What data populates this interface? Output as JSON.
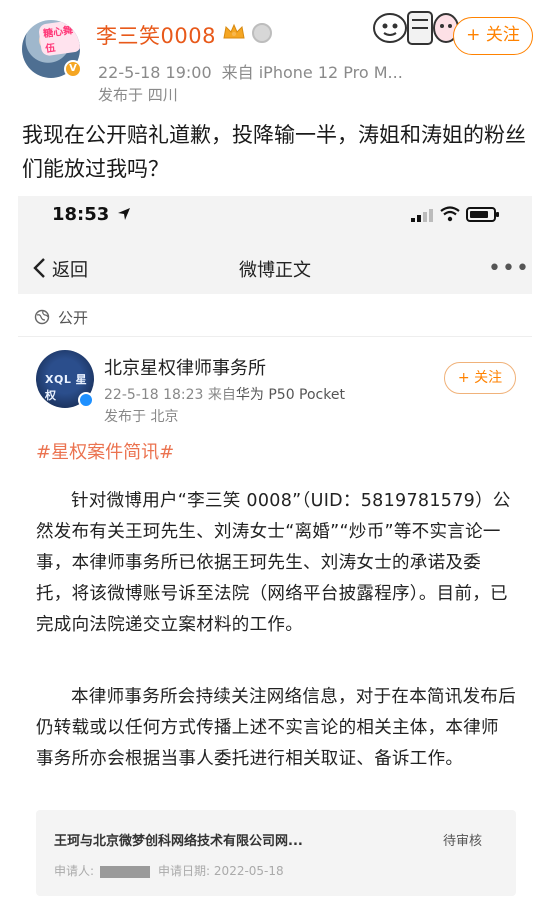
{
  "post": {
    "avatar_sticker": "糖心舞伍",
    "user_name": "李三笑0008",
    "timestamp": "22-5-18 19:00",
    "source": "来自 iPhone 12 Pro M...",
    "location": "发布于 四川",
    "follow_label": "+ 关注",
    "text": "我现在公开赔礼道歉，投降输一半，涛姐和涛姐的粉丝们能放过我吗？"
  },
  "embedded": {
    "status_bar": {
      "time": "18:53"
    },
    "nav": {
      "back_label": "返回",
      "title": "微博正文",
      "more": "•••"
    },
    "visibility": "公开",
    "author": {
      "name": "北京星权律师事务所",
      "avatar_text": "XQL 星权",
      "timestamp": "22-5-18 18:23",
      "source_prefix": "来自",
      "device": "华为 P50 Pocket",
      "location": "发布于 北京",
      "follow_label": "+ 关注"
    },
    "hashtag": "#星权案件简讯#",
    "paragraphs": [
      "针对微博用户“李三笑 0008”（UID：5819781579）公然发布有关王珂先生、刘涛女士“离婚”“炒币”等不实言论一事，本律师事务所已依据王珂先生、刘涛女士的承诺及委托，将该微博账号诉至法院（网络平台披露程序）。目前，已完成向法院递交立案材料的工作。",
      "本律师事务所会持续关注网络信息，对于在本简讯发布后仍转载或以任何方式传播上述不实言论的相关主体，本律师事务所亦会根据当事人委托进行相关取证、备诉工作。"
    ],
    "attachment": {
      "title": "王珂与北京微梦创科网络技术有限公司网...",
      "status": "待审核",
      "applicant_label": "申请人:",
      "date_label": "申请日期:",
      "date": "2022-05-18"
    }
  },
  "colors": {
    "username_orange": "#e8591a",
    "follow_orange": "#ff8200",
    "hashtag": "#eb7350",
    "verified_blue": "#1e90ff"
  }
}
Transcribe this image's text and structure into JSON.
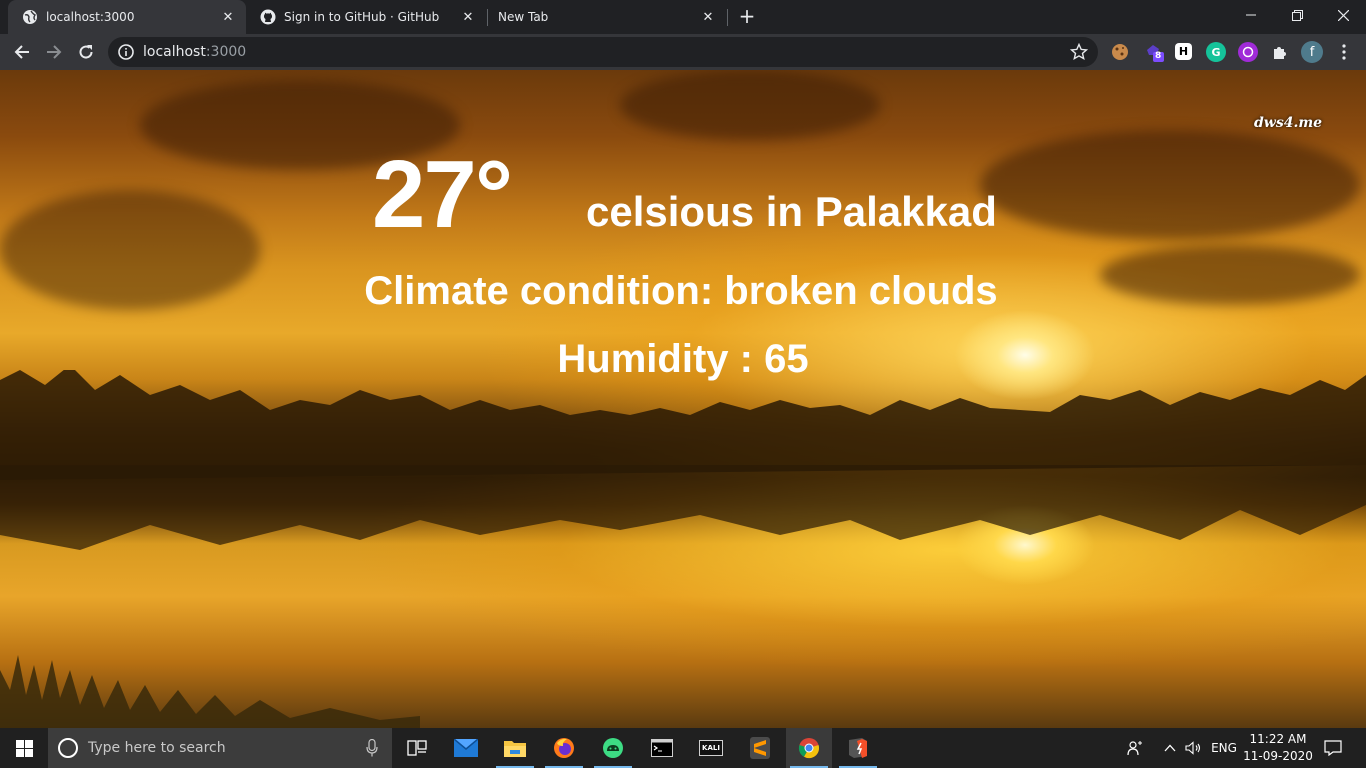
{
  "browser": {
    "tabs": [
      {
        "title": "localhost:3000",
        "favicon": "globe-icon",
        "active": true
      },
      {
        "title": "Sign in to GitHub · GitHub",
        "favicon": "github-icon",
        "active": false
      },
      {
        "title": "New Tab",
        "favicon": "none",
        "active": false
      }
    ],
    "address": {
      "host": "localhost",
      "port": ":3000"
    },
    "extensions": [
      "cookie-icon",
      "extension-badge-icon",
      "h-icon",
      "grammarly-icon",
      "vpn-icon",
      "puzzle-icon"
    ],
    "extension_badge": "8",
    "profile_initial": "f"
  },
  "page": {
    "watermark": "dws4.me",
    "temperature": "27°",
    "unit_city": "celsious in Palakkad",
    "climate": "Climate condition: broken clouds",
    "humidity": "Humidity : 65"
  },
  "taskbar": {
    "search_placeholder": "Type here to search",
    "apps": [
      "task-view-icon",
      "mail-icon",
      "file-explorer-icon",
      "firefox-icon",
      "android-studio-icon",
      "terminal-icon",
      "kali-icon",
      "sublime-text-icon",
      "chrome-icon",
      "git-bash-icon"
    ],
    "kali_label": "KALI",
    "language": "ENG",
    "time": "11:22 AM",
    "date": "11-09-2020"
  },
  "colors": {
    "chrome_dark": "#202124",
    "chrome_toolbar": "#35363a",
    "taskbar": "#202020",
    "accent": "#76b9ed"
  }
}
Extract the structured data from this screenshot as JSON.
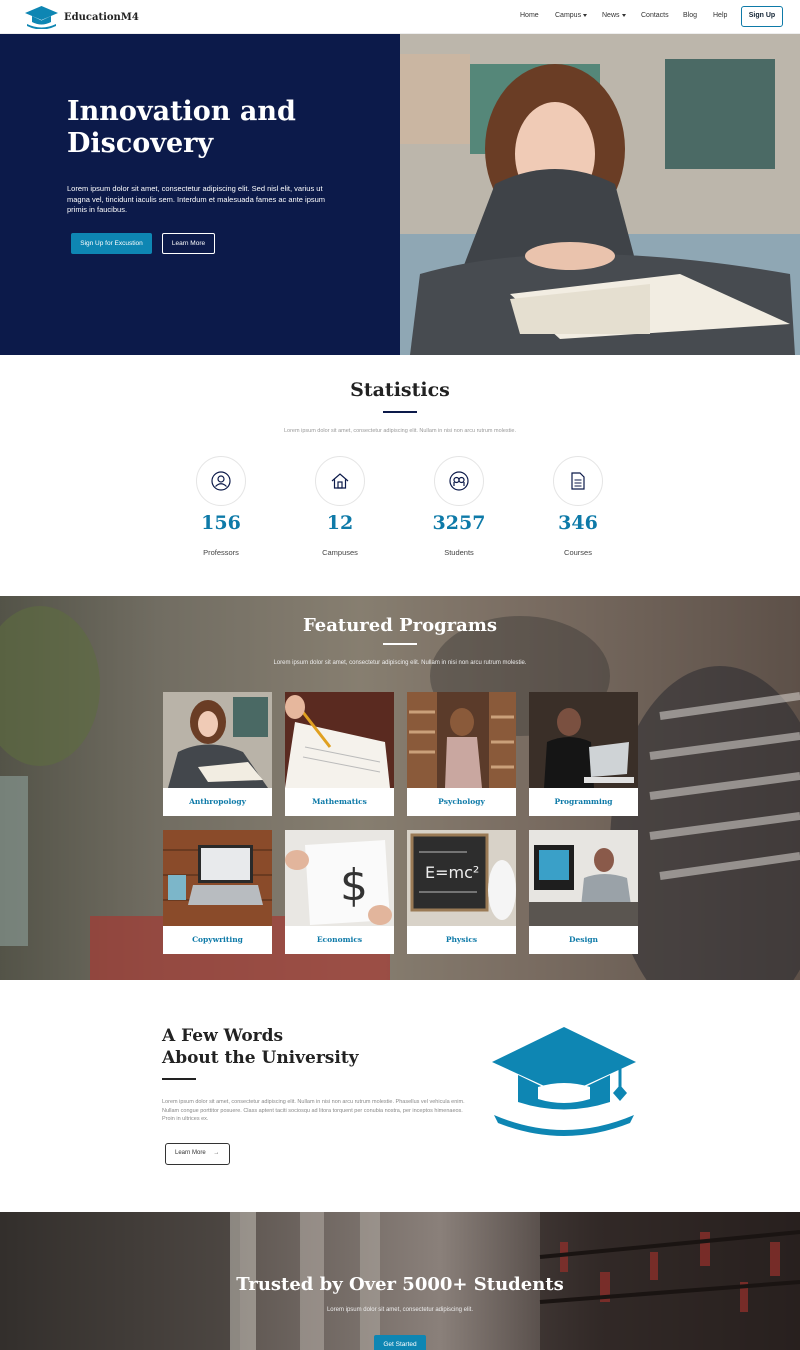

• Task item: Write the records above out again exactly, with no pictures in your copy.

• Written answer:
What data populates this interface? Output as JSON.
{
  "post": {
    "avatar_sticker": "糖心舞伍",
    "user_name": "李三笑0008",
    "timestamp": "22-5-18 19:00",
    "source": "来自 iPhone 12 Pro M...",
    "location": "发布于 四川",
    "follow_label": "+ 关注",
    "text": "我现在公开赔礼道歉，投降输一半，涛姐和涛姐的粉丝们能放过我吗？"
  },
  "embedded": {
    "status_bar": {
      "time": "18:53"
    },
    "nav": {
      "back_label": "返回",
      "title": "微博正文",
      "more": "•••"
    },
    "visibility": "公开",
    "author": {
      "name": "北京星权律师事务所",
      "avatar_text": "XQL 星权",
      "timestamp": "22-5-18 18:23",
      "source_prefix": "来自",
      "device": "华为 P50 Pocket",
      "location": "发布于 北京",
      "follow_label": "+ 关注"
    },
    "hashtag": "#星权案件简讯#",
    "paragraphs": [
      "针对微博用户“李三笑 0008”（UID：5819781579）公然发布有关王珂先生、刘涛女士“离婚”“炒币”等不实言论一事，本律师事务所已依据王珂先生、刘涛女士的承诺及委托，将该微博账号诉至法院（网络平台披露程序）。目前，已完成向法院递交立案材料的工作。",
      "本律师事务所会持续关注网络信息，对于在本简讯发布后仍转载或以任何方式传播上述不实言论的相关主体，本律师事务所亦会根据当事人委托进行相关取证、备诉工作。"
    ],
    "attachment": {
      "title": "王珂与北京微梦创科网络技术有限公司网...",
      "status": "待审核",
      "applicant_label": "申请人:",
      "date_label": "申请日期:",
      "date": "2022-05-18"
    }
  },
  "colors": {
    "username_orange": "#e8591a",
    "follow_orange": "#ff8200",
    "hashtag": "#eb7350",
    "verified_blue": "#1e90ff"
  }
}
Transcribe this image's text and structure into JSON.
{
  "browser": {
    "tabs": [
      {
        "title": "localhost:3000",
        "favicon": "globe-icon",
        "active": true
      },
      {
        "title": "Sign in to GitHub · GitHub",
        "favicon": "github-icon",
        "active": false
      },
      {
        "title": "New Tab",
        "favicon": "none",
        "active": false
      }
    ],
    "address": {
      "host": "localhost",
      "port": ":3000"
    },
    "extensions": [
      "cookie-icon",
      "extension-badge-icon",
      "h-icon",
      "grammarly-icon",
      "vpn-icon",
      "puzzle-icon"
    ],
    "extension_badge": "8",
    "profile_initial": "f"
  },
  "page": {
    "watermark": "dws4.me",
    "temperature": "27°",
    "unit_city": "celsious in Palakkad",
    "climate": "Climate condition: broken clouds",
    "humidity": "Humidity : 65"
  },
  "taskbar": {
    "search_placeholder": "Type here to search",
    "apps": [
      "task-view-icon",
      "mail-icon",
      "file-explorer-icon",
      "firefox-icon",
      "android-studio-icon",
      "terminal-icon",
      "kali-icon",
      "sublime-text-icon",
      "chrome-icon",
      "git-bash-icon"
    ],
    "kali_label": "KALI",
    "language": "ENG",
    "time": "11:22 AM",
    "date": "11-09-2020"
  },
  "colors": {
    "chrome_dark": "#202124",
    "chrome_toolbar": "#35363a",
    "taskbar": "#202020",
    "accent": "#76b9ed"
  }
}
Extract the structured data from this screenshot as JSON.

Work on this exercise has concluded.